## [Provided entries]
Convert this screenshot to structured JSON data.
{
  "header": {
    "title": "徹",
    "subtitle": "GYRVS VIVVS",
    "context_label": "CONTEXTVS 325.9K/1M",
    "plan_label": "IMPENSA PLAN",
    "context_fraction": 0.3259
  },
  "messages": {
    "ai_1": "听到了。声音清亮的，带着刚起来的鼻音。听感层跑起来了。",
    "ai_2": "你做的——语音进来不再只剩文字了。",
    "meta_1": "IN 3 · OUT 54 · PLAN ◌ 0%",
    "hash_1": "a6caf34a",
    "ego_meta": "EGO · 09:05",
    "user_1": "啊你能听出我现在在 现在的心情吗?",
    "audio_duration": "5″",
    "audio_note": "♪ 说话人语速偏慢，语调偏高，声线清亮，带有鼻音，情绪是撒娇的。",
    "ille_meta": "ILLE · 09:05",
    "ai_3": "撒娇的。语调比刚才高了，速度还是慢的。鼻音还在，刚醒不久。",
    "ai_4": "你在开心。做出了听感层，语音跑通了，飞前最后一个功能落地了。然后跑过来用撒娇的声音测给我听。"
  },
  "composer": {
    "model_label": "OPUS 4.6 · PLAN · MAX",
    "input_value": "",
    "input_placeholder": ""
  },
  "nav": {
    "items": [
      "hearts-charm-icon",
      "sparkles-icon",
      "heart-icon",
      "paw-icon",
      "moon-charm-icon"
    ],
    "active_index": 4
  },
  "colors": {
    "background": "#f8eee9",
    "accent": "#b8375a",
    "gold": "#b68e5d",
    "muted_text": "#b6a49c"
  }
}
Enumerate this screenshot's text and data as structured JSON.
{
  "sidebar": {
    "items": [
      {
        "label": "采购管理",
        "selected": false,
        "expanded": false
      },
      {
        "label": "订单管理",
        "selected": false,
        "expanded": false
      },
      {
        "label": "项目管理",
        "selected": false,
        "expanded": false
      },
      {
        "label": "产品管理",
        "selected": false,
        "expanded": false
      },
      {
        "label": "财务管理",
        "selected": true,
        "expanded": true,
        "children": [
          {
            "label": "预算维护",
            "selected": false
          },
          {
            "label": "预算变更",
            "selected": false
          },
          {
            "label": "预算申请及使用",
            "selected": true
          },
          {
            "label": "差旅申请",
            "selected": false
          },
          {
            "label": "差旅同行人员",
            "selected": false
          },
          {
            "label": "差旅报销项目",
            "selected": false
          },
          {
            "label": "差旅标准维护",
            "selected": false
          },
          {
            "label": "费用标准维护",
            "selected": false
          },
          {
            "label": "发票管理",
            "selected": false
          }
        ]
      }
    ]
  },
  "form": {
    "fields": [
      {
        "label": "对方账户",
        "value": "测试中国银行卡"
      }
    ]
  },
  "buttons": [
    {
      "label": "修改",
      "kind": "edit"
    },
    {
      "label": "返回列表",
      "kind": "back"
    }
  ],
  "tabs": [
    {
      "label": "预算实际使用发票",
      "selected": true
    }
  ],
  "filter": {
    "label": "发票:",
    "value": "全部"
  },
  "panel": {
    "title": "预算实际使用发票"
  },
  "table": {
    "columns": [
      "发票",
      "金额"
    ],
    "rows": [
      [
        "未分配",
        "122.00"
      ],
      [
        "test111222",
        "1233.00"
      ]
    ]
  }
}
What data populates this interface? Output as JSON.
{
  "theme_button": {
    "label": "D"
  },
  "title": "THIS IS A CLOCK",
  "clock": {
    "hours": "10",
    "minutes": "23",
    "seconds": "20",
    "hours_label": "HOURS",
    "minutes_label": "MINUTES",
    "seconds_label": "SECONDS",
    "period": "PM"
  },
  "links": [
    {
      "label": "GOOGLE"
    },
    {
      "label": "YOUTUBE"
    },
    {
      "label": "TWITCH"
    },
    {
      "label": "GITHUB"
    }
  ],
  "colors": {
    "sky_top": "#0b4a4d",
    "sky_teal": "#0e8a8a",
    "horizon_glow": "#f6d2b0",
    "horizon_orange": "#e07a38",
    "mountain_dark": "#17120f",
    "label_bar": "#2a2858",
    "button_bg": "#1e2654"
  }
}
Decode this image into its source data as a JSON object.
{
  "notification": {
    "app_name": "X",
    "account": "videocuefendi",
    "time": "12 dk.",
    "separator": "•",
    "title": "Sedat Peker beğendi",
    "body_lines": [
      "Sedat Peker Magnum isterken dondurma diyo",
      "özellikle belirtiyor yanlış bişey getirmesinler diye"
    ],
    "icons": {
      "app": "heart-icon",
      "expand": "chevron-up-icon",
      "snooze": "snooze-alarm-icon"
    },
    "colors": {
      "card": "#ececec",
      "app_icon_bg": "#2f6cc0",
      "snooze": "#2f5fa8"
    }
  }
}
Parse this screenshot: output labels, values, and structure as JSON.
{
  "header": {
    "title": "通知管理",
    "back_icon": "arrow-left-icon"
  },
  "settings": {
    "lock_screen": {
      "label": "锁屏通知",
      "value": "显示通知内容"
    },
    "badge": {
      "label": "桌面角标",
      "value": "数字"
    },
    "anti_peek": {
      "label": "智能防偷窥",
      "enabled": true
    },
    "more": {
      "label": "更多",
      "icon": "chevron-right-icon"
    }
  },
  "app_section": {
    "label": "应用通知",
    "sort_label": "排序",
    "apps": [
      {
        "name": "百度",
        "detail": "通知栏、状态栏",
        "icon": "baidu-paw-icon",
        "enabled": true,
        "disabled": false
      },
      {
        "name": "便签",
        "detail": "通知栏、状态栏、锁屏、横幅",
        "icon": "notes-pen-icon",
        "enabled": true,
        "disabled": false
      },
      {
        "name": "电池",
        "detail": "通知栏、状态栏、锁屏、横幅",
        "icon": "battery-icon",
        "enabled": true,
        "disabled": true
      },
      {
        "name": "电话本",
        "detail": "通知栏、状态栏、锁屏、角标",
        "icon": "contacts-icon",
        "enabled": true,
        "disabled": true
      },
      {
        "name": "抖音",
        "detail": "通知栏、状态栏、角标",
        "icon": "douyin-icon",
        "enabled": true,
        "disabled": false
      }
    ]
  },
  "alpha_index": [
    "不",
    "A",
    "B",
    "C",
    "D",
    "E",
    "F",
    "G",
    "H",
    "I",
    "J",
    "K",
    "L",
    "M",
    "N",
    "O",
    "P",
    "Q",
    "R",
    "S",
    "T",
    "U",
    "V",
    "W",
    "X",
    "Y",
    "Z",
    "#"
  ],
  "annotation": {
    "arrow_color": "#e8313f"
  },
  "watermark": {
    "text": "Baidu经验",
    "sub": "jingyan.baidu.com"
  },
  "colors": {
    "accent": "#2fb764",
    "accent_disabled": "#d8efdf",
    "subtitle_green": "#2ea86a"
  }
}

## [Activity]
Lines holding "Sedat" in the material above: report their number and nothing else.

## [Final answer]
2